Many times in Mexico I have hear the quote that is attributed to the late Mexican president Porfirio Diaz, "Poor Mexico, so far from God and so near to the United States." At times Mexican people use their close proximity to the United States as an excuse as to why things are like they are and why it is so difficult for their situation to get better. In a way, they have a point because going back in the history between the two nations one can see that the U.S. has not always been kind to their neighbor to the south. Having said that, however, I realize that times have changed and no matter what happened in the past the United States and Mexico are married to each other. For better or for worse and they are locked in an orbital dance like the Earth and the Moon. Where would the United States be without Mexican oil and Mexican labor and where would Mexico be without their biggest customer and largest source of revenue. I always ask my Mexican friends the question, “Who would protect Mexico from an invasion by forces from outside North America, the Mexican Army and Navy?”. Of course not. No one would dare attack Mexico for fear of being crushed like a bug by U.S. military might. Would the U.S. ever invade Mexico? Perhaps, but the present situation looks more of a case of Mexico invading the United States. Robert Frost once wrote a poem that said “Good fences make good neighbors” but how can you separate neighbors whose interests are so tightly entwined. The only thing that really separates the U.S. and Mexico is a difference in language and culture but already those differences are slowly starting to blur.
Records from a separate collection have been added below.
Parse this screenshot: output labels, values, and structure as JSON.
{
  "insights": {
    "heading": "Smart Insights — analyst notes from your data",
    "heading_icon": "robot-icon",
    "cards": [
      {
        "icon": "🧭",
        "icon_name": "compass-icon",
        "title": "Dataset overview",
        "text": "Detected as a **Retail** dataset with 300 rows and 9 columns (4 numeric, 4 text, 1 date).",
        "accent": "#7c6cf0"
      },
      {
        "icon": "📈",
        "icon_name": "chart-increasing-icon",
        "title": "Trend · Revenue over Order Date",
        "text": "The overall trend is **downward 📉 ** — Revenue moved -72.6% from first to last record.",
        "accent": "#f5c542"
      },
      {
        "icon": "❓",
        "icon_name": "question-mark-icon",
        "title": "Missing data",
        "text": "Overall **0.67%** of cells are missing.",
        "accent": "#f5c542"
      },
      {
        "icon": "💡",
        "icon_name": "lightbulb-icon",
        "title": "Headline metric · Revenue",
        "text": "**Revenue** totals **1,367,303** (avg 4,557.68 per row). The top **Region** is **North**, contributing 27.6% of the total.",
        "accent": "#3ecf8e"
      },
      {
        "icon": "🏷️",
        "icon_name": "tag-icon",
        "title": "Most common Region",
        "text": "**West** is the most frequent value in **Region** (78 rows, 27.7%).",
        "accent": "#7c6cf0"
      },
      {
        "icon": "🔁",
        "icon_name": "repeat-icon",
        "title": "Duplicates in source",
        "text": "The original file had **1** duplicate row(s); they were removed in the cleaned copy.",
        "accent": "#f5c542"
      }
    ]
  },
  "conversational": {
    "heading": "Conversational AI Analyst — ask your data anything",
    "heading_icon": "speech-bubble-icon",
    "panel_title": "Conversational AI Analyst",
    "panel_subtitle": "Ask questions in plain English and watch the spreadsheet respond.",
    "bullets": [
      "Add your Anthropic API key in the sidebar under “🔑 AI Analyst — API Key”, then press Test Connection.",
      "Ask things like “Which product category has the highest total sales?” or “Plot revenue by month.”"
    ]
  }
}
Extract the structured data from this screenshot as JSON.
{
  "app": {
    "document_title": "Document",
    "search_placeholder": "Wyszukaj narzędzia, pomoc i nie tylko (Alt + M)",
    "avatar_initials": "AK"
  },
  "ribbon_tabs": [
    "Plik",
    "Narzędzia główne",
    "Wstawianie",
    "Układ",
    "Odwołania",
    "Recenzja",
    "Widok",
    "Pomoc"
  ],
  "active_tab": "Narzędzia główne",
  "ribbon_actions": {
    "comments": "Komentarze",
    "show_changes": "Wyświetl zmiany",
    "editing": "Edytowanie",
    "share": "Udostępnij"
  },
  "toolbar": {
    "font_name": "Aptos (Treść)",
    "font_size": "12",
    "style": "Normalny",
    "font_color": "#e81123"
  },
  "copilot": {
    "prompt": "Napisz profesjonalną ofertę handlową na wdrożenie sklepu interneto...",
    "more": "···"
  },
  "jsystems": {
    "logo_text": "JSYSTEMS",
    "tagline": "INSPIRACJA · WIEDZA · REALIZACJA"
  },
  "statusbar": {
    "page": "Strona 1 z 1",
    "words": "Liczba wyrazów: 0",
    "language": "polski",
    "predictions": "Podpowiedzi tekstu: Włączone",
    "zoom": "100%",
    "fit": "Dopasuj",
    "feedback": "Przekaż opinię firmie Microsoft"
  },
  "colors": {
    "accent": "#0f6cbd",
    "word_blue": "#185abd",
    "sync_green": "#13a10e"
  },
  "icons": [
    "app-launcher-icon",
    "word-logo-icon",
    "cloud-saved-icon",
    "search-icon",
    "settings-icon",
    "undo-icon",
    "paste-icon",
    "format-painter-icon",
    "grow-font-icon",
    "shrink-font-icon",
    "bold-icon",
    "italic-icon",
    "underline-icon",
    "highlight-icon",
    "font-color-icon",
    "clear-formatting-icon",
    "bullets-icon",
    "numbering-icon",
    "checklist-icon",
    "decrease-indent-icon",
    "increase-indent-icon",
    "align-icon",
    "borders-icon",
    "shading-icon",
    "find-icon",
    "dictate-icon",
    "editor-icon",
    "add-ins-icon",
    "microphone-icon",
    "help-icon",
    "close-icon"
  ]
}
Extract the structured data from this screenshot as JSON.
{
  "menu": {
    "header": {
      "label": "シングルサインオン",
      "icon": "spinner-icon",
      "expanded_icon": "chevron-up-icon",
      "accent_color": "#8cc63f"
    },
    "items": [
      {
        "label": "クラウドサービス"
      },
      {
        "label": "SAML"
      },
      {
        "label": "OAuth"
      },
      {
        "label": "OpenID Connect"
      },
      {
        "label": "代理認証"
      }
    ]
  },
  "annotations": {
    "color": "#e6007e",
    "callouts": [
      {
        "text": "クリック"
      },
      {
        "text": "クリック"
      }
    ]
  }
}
Instead of focusing on the things that divide Mexico and the United States people should focus more on the things that unite them. For one thing, the majority of people in both countries are Christian. Look how many places where the Islamic world meets the non-Islamic world and tensions are very high without much foreseeable relief. I am talking about hot spots like Israel, Nigeria, Sudan, Bosnia, Kosovo, Macedonia, Chechnya, Sinkiang, Kashmir, Timor, and Mindanao. Even with all the tensions caused by the juxtaposition of major religions there is an even more serious potential or I should probably say “inevitable” flash point and that is the ethnic, religious, cultural, and geographical divide between Russia and China.
Right now Russia and China seem to be uniting against American interests but I for one am not fooled by that. They are two ethnic groups who have been warring constantly through the ages. One country, Russia, is seventy-eight percent Caucasian with a Christian heritage. Its territory is enormous and covers eight time zones and is rich in natural resources. Its population is only 142 million, however, and in a steady and projected state of decline. In fact, this year Russia started rewarding Russian mothers who give birth to a second child the Russian equivalent of $10,000 U.S. dollars. The other country, China, has a territory not even half as big as Russia but it has a population approaching 1.4 billion people and its mothers are frowned upon if not penalized for having more than one child. China's hunger for natural resources is insatiable and in the next five years China’s needs for energy and basic materials will go from a linear rise to exponential. They will no doubt feel an ever increasing need for what the Germans called “lebersraum”…”living space” when they invaded Poland in 1939.
Vladimir Putin of late has been rattling his saber in the news. Seemingly it is directed against the United States but when all is said and done I think it is an effort to demonstrate to the Chinese that Russia is still a serious power and will not easily surrender its territory. In any case, whatever tensions eventually ensue I hope that the powers that be can keep a lid on it. A war between neighbors like Russia and China would make Iraq look like child’s play. In reality, every time that a Mexican and a Gringo meet they should shake hands and smile and say, “Howdy neighbor!”. The old Porfirio Diaz quote should be rewritten so say, “Lucky Mexico, so close to God and the United States”.